Motor oil is an essential lubricant. It’s main function is to lubricate the moving parts in your engine. It also cleans, inhibits corrosion and cools the engine, by carrying heat away from those moving parts. For years, the accepted interval for oil replacement and filter service has been every three months or 3000 miles.
Improvements in oil chemistry and engine design technology have allowed for longer oil change intervals; typically it’s anywhere from 4,000 to 10,000 miles for most vehicles, depending on the specific oil type (full synthetic vs. synthetic blend).
Over time, oil can break down as a result of the operating temperatures of today’s smaller, higher-revving engines. When this occurs, the oil becomes less effective and friction may increase, resulting in excessive and premature wear. Dirt and other contaminants may build up in both the oil and oil filter as well, creating sludge, also known as “gel.”
Failure to follow recommended service intervals may cause your engine to work harder, eventually leading to premature wear and possible engine failure. From a safety standpoint, failing to change your oil isn’t likely to pose a problem for you or other motorists.

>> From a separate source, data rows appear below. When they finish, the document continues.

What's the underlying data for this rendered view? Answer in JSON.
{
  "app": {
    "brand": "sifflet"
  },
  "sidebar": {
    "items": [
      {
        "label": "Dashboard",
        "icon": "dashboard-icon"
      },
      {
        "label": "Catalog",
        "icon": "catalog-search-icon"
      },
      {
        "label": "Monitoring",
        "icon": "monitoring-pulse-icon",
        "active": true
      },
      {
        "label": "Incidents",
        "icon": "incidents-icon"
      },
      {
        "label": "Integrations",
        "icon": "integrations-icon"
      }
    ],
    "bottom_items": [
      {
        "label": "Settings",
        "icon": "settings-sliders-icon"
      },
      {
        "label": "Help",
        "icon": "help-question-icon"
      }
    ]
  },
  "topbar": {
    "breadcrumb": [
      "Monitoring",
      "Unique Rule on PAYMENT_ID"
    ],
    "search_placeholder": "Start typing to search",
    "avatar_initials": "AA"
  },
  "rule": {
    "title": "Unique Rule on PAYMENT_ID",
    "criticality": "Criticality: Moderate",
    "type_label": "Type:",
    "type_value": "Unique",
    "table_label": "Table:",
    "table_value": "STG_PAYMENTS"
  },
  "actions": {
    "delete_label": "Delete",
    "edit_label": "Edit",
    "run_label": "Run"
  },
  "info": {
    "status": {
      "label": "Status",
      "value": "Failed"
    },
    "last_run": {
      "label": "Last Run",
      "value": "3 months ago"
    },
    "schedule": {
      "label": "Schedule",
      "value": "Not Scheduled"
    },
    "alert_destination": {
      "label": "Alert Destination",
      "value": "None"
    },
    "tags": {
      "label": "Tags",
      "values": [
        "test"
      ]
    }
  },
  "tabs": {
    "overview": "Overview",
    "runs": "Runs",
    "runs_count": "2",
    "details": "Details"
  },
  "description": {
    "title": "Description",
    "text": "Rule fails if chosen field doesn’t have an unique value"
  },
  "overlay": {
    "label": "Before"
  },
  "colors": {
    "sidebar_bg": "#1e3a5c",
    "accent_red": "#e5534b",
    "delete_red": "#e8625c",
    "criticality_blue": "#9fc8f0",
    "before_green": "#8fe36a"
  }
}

From an environmental point of view, maintaining your vehicle according to the manufacturer’s recommendations and your current driving conditions will result in a vehicle that runs better, with lower exhaust emissions and a smaller carbon footprint.